──────── Information shown ────────

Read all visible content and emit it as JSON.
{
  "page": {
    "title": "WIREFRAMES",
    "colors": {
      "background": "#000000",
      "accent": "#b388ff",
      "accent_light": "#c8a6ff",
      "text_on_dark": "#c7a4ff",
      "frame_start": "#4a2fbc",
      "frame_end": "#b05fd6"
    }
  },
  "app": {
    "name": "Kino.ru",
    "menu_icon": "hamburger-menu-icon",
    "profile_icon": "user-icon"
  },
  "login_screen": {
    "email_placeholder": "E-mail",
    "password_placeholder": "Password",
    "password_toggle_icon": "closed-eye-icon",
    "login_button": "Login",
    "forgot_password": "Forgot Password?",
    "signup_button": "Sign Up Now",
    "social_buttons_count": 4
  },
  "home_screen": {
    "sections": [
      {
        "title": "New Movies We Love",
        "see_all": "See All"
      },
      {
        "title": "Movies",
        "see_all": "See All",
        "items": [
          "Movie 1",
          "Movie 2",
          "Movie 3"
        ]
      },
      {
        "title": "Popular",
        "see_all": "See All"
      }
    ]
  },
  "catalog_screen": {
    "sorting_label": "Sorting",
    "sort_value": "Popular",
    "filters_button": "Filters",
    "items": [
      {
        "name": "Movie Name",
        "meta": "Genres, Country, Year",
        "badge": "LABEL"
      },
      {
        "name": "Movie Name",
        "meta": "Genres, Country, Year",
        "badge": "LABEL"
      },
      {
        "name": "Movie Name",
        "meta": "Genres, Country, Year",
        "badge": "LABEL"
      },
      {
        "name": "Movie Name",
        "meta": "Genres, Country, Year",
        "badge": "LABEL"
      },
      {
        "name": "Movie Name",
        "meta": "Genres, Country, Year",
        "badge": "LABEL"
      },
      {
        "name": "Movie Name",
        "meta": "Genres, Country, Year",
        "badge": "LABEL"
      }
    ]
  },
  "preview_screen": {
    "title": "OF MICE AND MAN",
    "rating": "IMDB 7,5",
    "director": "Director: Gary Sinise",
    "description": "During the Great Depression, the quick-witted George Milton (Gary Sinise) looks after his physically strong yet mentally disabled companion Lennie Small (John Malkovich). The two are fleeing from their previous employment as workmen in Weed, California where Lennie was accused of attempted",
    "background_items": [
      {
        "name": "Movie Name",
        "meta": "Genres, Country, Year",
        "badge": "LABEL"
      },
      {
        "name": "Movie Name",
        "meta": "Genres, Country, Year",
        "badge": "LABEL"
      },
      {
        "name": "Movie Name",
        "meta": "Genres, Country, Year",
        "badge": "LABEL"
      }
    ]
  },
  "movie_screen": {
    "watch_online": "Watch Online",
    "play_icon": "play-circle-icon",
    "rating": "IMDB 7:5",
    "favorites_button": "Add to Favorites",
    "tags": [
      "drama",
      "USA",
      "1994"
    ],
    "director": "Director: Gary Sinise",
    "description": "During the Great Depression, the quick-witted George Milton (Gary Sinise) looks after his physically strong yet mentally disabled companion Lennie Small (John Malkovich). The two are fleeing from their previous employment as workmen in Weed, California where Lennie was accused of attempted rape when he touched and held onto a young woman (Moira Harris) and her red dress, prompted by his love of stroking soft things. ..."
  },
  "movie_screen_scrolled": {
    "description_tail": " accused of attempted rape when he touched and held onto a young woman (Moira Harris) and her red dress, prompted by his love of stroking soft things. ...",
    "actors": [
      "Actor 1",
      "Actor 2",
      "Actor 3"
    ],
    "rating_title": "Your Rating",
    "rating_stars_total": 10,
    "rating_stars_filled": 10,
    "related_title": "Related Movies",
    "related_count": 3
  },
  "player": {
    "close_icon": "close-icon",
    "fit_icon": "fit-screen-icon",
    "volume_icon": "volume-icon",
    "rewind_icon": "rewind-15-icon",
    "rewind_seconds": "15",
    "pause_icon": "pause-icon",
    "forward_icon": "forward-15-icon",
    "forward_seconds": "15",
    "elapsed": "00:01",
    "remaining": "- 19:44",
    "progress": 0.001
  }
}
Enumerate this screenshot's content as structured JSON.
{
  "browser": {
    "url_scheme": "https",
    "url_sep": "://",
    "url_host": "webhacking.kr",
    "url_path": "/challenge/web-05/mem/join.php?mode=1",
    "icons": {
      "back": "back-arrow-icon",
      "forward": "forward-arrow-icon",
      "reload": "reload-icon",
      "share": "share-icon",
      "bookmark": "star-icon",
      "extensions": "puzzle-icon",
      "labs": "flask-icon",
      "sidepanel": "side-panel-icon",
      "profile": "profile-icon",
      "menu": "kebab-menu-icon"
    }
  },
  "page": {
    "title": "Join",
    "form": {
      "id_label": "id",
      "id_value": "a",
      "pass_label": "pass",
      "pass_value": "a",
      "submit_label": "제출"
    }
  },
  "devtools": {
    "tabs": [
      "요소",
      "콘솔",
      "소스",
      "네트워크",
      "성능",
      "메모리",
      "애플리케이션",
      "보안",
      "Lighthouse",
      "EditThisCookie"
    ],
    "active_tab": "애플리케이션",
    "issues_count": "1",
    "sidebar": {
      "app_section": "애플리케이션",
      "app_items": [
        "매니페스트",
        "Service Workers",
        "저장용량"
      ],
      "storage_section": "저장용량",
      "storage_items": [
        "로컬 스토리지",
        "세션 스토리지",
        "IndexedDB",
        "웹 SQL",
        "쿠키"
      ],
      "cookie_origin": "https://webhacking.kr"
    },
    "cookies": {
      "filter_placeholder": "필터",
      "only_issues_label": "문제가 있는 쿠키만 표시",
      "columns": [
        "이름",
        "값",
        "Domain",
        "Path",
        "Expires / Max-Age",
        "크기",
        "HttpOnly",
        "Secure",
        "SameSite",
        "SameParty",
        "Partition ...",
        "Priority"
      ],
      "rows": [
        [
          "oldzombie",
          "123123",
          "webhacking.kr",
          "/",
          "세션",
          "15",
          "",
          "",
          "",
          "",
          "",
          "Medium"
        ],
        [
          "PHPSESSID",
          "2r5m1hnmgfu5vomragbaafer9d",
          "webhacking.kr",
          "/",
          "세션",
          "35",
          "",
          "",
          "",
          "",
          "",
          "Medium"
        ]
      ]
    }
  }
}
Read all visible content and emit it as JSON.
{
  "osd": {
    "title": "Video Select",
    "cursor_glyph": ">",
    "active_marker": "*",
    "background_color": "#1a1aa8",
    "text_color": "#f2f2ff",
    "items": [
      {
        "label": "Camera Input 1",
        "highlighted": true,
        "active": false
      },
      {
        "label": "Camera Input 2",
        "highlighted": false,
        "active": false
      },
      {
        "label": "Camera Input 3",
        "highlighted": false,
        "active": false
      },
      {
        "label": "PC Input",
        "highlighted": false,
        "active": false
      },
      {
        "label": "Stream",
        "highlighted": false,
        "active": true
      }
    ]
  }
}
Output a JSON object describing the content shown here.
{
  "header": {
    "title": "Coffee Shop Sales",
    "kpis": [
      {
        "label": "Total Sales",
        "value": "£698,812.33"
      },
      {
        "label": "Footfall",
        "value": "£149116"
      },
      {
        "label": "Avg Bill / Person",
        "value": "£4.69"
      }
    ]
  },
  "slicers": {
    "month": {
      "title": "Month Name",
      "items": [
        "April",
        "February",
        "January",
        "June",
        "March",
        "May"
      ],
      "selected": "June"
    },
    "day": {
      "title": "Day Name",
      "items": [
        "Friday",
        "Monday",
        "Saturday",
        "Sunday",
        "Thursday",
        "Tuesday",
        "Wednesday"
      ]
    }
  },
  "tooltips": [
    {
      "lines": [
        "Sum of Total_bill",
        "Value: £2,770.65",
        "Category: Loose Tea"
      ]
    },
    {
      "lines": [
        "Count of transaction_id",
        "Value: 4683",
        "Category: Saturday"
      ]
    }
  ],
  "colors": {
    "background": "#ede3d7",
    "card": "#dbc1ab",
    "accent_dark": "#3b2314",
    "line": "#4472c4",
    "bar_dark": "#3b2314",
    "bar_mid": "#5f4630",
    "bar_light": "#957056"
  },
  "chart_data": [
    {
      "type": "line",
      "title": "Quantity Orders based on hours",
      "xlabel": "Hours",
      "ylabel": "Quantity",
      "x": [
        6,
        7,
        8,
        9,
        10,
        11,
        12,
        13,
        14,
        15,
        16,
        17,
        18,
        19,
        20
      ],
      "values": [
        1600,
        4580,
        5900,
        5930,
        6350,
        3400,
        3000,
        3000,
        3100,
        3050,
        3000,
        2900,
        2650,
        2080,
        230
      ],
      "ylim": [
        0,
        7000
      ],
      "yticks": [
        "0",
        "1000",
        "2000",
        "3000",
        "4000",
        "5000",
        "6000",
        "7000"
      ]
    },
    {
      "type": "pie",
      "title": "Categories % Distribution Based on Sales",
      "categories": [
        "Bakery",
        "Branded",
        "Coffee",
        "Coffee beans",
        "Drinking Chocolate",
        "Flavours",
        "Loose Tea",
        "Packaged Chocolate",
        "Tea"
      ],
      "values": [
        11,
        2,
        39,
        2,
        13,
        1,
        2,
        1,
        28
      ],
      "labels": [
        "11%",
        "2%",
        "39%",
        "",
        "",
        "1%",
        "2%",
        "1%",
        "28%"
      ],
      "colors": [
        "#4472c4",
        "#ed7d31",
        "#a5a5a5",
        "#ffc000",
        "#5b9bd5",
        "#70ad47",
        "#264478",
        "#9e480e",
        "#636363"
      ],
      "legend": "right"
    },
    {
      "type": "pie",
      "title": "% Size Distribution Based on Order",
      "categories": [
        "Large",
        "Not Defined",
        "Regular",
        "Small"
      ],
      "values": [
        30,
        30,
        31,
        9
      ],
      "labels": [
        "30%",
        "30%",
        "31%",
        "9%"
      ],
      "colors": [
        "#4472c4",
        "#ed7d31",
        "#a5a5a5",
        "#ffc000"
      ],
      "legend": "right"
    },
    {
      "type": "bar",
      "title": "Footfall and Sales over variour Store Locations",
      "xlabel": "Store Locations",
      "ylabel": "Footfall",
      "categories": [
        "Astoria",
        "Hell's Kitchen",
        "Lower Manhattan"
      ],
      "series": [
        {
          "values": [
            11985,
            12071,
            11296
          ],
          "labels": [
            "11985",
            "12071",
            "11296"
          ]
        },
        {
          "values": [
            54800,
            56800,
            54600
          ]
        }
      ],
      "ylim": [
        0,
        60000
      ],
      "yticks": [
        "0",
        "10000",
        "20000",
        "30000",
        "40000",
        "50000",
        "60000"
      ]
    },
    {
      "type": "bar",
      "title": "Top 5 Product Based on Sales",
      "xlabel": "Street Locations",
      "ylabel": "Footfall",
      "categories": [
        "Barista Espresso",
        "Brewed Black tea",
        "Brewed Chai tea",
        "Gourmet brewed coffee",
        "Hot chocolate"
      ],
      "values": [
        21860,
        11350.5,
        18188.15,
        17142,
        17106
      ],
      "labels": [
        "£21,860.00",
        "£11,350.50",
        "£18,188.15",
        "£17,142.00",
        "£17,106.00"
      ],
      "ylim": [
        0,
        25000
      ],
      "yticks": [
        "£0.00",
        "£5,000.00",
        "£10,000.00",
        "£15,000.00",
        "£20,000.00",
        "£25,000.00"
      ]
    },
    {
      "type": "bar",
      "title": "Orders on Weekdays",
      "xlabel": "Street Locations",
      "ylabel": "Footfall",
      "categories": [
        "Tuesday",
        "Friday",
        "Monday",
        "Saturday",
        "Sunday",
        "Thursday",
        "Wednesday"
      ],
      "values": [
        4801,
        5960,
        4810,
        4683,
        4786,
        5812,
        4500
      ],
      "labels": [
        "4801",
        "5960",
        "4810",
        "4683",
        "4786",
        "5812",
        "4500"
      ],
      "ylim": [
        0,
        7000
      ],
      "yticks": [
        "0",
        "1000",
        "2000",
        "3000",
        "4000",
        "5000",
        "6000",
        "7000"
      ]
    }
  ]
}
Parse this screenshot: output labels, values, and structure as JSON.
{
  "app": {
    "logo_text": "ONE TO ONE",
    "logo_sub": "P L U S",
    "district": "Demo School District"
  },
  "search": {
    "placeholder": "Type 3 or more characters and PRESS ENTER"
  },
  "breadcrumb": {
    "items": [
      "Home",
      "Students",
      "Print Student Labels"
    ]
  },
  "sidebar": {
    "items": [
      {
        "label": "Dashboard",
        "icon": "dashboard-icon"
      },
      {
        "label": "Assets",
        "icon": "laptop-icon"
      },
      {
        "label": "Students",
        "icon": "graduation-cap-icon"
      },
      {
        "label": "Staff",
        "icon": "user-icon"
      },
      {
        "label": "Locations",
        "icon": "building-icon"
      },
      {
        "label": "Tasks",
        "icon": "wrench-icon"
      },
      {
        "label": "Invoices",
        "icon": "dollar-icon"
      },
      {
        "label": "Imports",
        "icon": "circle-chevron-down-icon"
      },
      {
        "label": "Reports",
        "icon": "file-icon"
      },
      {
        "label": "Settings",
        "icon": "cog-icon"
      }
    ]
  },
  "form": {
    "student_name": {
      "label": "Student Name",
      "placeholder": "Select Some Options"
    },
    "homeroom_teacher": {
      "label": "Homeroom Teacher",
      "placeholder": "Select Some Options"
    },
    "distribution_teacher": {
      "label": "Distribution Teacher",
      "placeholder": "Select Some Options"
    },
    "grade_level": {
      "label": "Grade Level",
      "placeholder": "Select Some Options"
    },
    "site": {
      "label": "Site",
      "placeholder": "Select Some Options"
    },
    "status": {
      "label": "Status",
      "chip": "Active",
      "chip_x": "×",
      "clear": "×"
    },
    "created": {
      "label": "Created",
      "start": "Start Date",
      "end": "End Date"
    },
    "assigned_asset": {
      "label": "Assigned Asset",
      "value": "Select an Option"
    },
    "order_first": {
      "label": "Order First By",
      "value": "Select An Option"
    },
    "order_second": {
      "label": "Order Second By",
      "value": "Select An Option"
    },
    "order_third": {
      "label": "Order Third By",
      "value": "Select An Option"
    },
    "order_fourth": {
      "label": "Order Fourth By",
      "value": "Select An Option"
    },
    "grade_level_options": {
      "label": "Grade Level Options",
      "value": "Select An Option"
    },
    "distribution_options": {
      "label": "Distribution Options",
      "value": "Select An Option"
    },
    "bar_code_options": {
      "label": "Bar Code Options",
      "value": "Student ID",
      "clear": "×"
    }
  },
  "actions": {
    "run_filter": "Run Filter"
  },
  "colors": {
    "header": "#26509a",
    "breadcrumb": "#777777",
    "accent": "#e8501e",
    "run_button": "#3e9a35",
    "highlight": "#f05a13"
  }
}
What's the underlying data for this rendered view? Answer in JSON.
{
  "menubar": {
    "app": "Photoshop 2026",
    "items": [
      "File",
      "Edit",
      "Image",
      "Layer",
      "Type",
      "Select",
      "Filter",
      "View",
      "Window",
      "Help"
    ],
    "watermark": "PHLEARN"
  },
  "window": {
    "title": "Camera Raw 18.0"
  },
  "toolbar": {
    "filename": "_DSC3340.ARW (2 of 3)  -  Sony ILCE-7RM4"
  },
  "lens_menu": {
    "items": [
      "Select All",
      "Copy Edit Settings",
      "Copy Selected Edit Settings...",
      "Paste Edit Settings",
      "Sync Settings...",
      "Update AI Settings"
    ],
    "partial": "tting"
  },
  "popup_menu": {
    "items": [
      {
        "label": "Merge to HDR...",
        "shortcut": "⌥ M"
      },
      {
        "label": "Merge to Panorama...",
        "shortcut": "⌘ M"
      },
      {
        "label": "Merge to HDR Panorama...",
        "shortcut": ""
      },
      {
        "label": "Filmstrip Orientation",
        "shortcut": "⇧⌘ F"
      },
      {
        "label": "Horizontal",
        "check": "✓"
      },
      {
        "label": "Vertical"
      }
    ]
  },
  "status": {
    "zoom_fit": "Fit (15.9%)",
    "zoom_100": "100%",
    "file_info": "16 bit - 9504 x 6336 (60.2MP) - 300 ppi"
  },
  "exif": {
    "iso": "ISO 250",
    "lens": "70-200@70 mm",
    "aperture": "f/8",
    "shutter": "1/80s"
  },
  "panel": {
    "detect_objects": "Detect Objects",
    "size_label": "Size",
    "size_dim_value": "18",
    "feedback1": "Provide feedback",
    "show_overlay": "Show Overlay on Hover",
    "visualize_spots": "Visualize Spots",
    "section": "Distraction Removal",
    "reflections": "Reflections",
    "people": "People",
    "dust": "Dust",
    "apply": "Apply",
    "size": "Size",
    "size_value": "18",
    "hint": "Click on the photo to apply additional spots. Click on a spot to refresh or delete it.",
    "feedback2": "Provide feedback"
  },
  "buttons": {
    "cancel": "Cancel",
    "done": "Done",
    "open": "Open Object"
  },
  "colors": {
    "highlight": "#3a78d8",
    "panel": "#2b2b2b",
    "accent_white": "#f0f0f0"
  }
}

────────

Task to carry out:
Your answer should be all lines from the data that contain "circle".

Solved problem:
    "play_icon": "play-circle-icon",
        "icon": "circle-chevron-down-icon"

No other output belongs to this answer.